After recording its last studio album, Neptune, the band played its “final” gig on June 2, 1993, in Fort Frances, Ontario. Semko spent “a good chunk of the ’90s” as a behind-the-scenes composer, creating music for the TV series Due South. He also kept busy working on documentaries and doing voice-overs and commercials. “If you live in the Prairies and you’re trying to be a musician as your main occupation, you have to be versatile,” he points out.
While he was doing his thing—which included releasing the solo album Mouse in ’95—the other three Pikes did theirs. Potvin became the head of A&R (artist and repertoire) at Mercury Records Canada, a position he held until about a year ago, when that label was absorbed by the Universal Music juggernaut. Bryck lived in Montreal and travelled to England and Australia, spending lots of time Down Under before moving back to Saskatoon a couple of years ago. And Schmid—whom Semko credits with being the most vocal advocate of the reunion—has been running his own recording studio in Saskatoon, Fresh Vibe North.
“Everyone was just living their own life,” says Semko, “but we had sort of a pact that we wouldn’t do anything as the Northern Pikes unless it was the original guys in the group, and we stuck to that. We’ve sort of talked about [reuniting] off and on over the last couple of years, but not everybody could commit, and various things were goin’ on. But then the album came out, and we thought, ‘Geez, there’s a real reason to go out and play, to promote this, and to just have some fun and play the songs.’ ”
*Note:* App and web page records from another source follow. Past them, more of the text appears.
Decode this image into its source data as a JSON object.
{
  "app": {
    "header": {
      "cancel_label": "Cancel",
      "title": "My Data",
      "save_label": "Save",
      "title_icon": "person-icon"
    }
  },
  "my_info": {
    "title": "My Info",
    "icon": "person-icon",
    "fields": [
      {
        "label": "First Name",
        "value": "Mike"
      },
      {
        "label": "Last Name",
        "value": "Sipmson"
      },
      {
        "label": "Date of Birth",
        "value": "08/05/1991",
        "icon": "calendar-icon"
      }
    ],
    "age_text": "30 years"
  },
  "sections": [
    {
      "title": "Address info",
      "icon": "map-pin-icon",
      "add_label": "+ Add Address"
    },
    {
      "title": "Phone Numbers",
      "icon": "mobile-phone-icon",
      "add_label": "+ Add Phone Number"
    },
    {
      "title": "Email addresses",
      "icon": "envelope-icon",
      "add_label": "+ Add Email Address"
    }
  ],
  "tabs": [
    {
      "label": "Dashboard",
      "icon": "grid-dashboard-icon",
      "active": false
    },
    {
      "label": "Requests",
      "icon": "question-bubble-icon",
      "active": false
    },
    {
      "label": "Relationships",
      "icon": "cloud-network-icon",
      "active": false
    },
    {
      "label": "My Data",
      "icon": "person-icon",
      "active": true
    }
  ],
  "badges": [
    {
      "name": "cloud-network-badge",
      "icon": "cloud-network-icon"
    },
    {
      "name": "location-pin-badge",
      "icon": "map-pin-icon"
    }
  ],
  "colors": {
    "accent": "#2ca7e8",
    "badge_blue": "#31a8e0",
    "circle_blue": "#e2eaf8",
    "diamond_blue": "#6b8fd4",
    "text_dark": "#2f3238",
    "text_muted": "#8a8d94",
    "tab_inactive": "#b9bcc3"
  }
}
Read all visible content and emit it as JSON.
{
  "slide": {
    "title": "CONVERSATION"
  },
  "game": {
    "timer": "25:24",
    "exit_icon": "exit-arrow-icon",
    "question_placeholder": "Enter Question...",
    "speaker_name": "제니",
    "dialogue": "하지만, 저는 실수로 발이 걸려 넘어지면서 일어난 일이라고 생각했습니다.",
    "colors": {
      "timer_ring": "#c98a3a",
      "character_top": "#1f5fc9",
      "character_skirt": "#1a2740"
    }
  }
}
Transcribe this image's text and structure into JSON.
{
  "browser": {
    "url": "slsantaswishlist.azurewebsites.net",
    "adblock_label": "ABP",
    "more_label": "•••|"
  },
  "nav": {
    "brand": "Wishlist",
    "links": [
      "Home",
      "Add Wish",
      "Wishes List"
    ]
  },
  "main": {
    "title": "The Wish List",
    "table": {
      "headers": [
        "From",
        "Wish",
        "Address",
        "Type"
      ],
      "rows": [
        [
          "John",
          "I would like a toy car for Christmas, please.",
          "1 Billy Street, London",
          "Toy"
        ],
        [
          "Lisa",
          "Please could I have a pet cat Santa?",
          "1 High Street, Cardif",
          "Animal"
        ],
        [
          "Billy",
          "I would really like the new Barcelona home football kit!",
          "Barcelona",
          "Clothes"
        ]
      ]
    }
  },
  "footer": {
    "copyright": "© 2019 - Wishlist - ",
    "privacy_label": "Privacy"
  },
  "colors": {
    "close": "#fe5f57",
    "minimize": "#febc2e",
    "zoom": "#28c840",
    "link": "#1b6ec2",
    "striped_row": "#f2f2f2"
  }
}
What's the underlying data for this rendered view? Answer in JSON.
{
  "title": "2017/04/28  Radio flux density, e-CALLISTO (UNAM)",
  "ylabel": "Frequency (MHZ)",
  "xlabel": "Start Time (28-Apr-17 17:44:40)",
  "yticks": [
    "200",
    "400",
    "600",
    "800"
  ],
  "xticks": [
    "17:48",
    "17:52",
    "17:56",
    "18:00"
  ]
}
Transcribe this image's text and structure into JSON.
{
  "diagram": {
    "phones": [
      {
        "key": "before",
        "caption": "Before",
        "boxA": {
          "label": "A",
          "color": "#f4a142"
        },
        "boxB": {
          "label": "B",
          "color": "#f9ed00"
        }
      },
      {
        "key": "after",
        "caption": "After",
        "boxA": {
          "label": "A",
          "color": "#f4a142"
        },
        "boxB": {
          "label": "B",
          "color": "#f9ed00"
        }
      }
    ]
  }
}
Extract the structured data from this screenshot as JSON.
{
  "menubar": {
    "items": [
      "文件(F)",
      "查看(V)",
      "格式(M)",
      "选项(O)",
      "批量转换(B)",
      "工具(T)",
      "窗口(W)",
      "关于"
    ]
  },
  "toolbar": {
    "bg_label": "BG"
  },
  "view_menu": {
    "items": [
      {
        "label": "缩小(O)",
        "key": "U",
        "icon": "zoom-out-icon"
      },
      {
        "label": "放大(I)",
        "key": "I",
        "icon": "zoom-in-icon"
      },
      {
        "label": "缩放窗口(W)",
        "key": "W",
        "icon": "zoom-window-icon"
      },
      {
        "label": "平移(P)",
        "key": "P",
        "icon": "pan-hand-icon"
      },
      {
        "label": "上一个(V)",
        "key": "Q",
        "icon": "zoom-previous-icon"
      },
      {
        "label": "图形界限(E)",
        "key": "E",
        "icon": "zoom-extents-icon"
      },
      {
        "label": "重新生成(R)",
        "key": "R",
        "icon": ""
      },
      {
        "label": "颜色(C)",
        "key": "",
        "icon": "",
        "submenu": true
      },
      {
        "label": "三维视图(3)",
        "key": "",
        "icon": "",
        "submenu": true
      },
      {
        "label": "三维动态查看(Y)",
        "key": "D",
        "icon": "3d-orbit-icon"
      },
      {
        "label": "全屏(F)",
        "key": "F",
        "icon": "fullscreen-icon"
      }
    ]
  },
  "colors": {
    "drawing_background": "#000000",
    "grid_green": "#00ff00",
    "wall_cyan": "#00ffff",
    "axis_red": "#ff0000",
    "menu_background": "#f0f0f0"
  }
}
Although he’s pushing 40, Semko claims that he hasn’t lost his zeal for the kind of vibrant guitar-pop the Pikes made their name with. “I still like good pop music,” he says, “and I think we had some good songs along the way. And one thing that I have missed is just singing with everybody, you know, having the three voices and being able to trade off songs and stuff. So we’ll see what happens. We’re just takin’ it one step at a time, taking baby steps to see what happens.”
Semko isn’t making any predictions about how the newly reunited Pikes will hit it off, either musically or personally, on the imminent Canadian tour. But he doesn’t expect anyone to run screaming from the tour bus once it passes out of Saskatoon’s city limits.
“That’s why they make Walkmans,” he candidly quips, and something in his voice makes you certain that Semko’s already invested in a sizable cache of double-A batteries.